My overwhelming confidence was shattered 3 days after I obtained my first set of wheels when I watched the episode of Breaking Bad in which Walter Jr. is given a Dodge Challenger SRT8 by his father - a 470hp symbol of American 'bigger is better' culture (which I almost wholeheartedly agree with) - with approximately 5 times the power of my little Italian stallion.
Let me make this clear: I was not jealous of a fictional character who was given a car by his fictional, mega-rich, drug-producing father. Instead, I was more jealous of the American status-quo of the high-capacity V8. The outrageously tacky but at the same time uber-cool muscle car styling. The charmingly brash front end of the Chrysler 300. I could go on and on, and it all fizzles down to a central point: American cars, in general, are so much cooler than their European counterparts.

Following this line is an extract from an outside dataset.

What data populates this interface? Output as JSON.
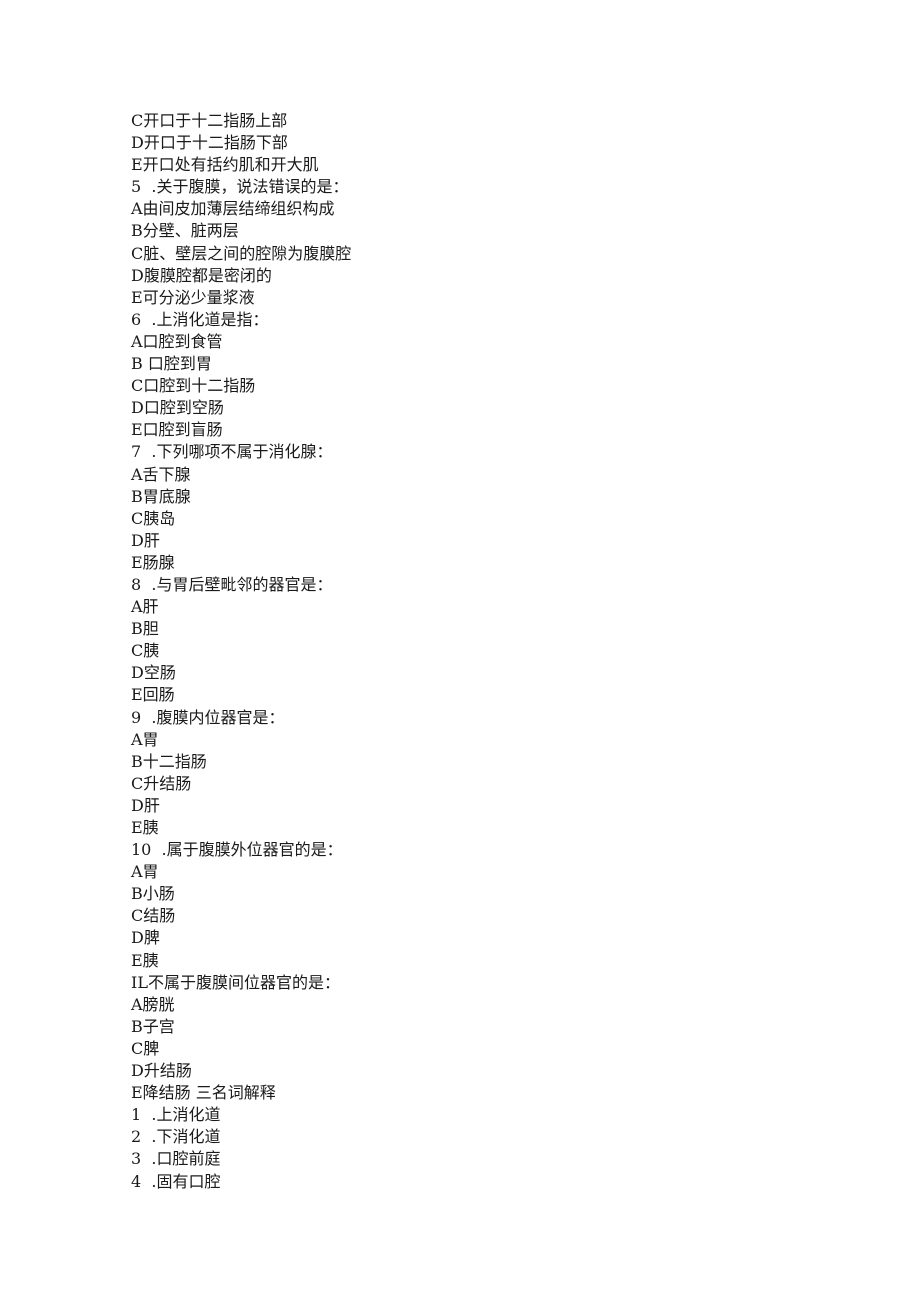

Let's bring some statistics into this ('Yeah! Science!). The best-selling car in the U.S in 2014 was the Ford F-Series pick-up truck. Compare this to the best-selling car in the U.K in 2014 - the Ford Fiesta. I am quite aware that the Fiesta handles considerably better than the ol' boy, but that doesn't make it cooler. The smallest engine in the F-Series is a 2.7 litre V6 turbo - and, despite 'you Americans' (ensuing fist shaking and glaring is implied) not thinking too much of this, us Brits would be seriously impressed at such a machine. Engine size, on this side of the pond at least, seems to correlate with perceived coolness. Further down the respective sales tables, one observes the lack of any kind of 'fast' car in the UK table(discounting the performance variants of stuff like the 3 series and the E-Class), whereas in the U.S, muscle cars are a frequent showing.
I'm not saying that the U.S makes better or cooler cars than some European companies - I am just saying that the availability, and prevalence of 'cool' cars is so much higher in the States.
So, next time a Briton takes the piss out of your exciting, shouty, fast (if, dynamically, boat-like) muscle cars, I expect one of you many Americans to retort with the fact that, for the most part, we drive slow, dreary, 3 and 4 cylinder hatchbacks that can barely pull the skin off of the proverbial rice pudding.